Panel 1

The Way of Beauty

There is a famous prophetic tradition that provides us with a philosophical argument for the creation of mankind and the need for mankind to love and worship God in His Eternal Beauty.

According to this sacred hadith, the prophet Da’ud asked God why He had created man to which God replied, “I was a Hidden Treasure, and therefore fain to be known, so I created creation in order that I should be known.”

This hadith tells us two things:

  • Firstly, that this world is only a reflection of the Truth and not the Truth itself
  • Secondly, that the very purpose of our existence is to know God

Indeed, if we take a closer look at the nature of Man’s soul, we can see that he belongs to two complementary worlds:

  • The tangible, material world, represented by the body (al-jasad) and accessible through reason (al-‘aql) and the senses (al-hawâss).
  • And the spiritual world, infinite and invisible, represented by the spirit (al-rûh) and accessible through the faculties of the heart (al-qalb).

Without these two dimensions, without a balance between these two aspects of his humanity, man cannot find his equilibrium and well-being. He lives in an illusory reality, attached to a myriad of substitutes in order to compensate for this imbalance; this sense of emptiness, of lacking which can only be rectified by returning to a real balance between the material and the spiritual.

Indeed, it is only through treading an authentic spiritual path that man can hope to achieve this unity.

The Sufi path aims at purifying the heart of all worldly attachments and the natural dispositions of the ego, such as pride, envy, anger and hatred, and to bind it instead to the attributes of the spirit. This is what the Sufis refer to as the polishing of the heart, the polished heart being likened to a mirror which is able to reflect the Divine Truth.

As the celebrated 13th century Sufi scholar and spiritual master, Ibn Ata Allah Iskandari observes:

“If the forms of phenomenal beings are embedded in the mirror of the heart, how can it be illuminated?

If it is fettered by its appetites, how can it travel to God? 

If it is not purified of the great impurity of its heedlessness, how can it aspire to enter the presence of God?”

For the Sufis, it is the heart that is the receptacle of Divine Epiphanies and inspiration.

In his acclaimed work, ‘A History of Ottoman Poetry’, the eminent 19th century Scottish orientalist Elias Gibb, describes the dualistic nature of the human condition:

“Man, like the phenomenal universe in which he finds himself, and of which he presents an epitome, is double-natured, partaking at once of Being and Not-Being, of Good and Evil, of Reality and Unreality. But as that side of him which derives from Being, and which therefore alone has a real and eternal existence, is necessarily an emanation of Divinity, he is, so far, ultimately and essentially one with God. This Divine particle in man, this spark of Pure Being, is ever seeking, consciously or unconsciously, to be reunited to its source; but so long as the phenomenal state lasts, the presence of the element of Not-being holds it back.”

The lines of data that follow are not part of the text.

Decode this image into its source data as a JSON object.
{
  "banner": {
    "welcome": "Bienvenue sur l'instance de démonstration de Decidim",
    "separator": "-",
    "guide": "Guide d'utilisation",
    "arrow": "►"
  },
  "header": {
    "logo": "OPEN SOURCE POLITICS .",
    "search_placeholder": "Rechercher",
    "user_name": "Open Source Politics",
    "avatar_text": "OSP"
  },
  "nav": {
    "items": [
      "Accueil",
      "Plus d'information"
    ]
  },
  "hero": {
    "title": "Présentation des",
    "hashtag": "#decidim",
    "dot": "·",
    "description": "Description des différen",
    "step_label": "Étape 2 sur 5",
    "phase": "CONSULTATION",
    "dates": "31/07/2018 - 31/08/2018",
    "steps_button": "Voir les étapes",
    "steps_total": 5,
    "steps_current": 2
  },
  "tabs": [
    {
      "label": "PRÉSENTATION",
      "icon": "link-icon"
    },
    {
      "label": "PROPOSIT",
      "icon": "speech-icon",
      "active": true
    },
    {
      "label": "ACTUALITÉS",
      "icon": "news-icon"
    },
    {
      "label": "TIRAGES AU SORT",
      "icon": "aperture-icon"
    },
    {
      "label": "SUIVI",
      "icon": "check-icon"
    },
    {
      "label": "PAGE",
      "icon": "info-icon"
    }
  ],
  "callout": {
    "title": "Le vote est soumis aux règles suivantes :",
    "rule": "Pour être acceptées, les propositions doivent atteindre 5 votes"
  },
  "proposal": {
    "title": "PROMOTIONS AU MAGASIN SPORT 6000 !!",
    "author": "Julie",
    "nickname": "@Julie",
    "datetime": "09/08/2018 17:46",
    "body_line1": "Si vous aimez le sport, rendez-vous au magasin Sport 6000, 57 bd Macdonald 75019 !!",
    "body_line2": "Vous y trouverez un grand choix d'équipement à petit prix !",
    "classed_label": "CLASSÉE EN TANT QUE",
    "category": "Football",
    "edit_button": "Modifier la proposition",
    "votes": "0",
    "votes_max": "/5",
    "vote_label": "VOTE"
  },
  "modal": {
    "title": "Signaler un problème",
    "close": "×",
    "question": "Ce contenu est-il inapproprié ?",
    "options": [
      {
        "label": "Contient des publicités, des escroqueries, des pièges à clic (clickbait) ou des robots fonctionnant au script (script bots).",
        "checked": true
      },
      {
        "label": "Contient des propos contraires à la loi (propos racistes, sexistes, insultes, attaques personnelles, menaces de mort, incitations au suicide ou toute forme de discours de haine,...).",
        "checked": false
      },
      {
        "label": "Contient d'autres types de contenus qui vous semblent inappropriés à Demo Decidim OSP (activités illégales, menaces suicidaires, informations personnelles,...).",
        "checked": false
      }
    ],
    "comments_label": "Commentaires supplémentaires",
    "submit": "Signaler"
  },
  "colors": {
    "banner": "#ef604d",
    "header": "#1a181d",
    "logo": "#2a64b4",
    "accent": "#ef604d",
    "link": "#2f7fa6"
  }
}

So how is man to transcend this state of not-being in order to achieve absorption in the Divine? According to the Islamic mystical tradition, it is through overcoming the desires and caprices of one’s Self, for it is the Self that is the cause of our separation from God, and as such, the source of our principal sorrow.

It is through continued practice, the companionship (sohba) of a spiritual community and the guidance of an accomplished spiritual master that the disciple travels upon the spiritual path and can accomplish the purification of his heart. Invocation (dhikr) is the means by which one can combat the darker reflexes and negative suggestions of the carnal soul, along with all that perturbs one’s inner self. The Holy Quran tells us that:

Indeed, it is through the invocation of God that hearts find peace

As the veils are lifted and the Divine attributes begin to be reflected in the mirror of the heart, a deep sense of connectedness and well-being emerges from one’s innermost being; and increasingly one’s words and deeds are imbued with wisdom, compassion, veracity and insight.

Panel 2


For more information about the Midlands Sufi Circle and our programme of events, please complete the contact form below.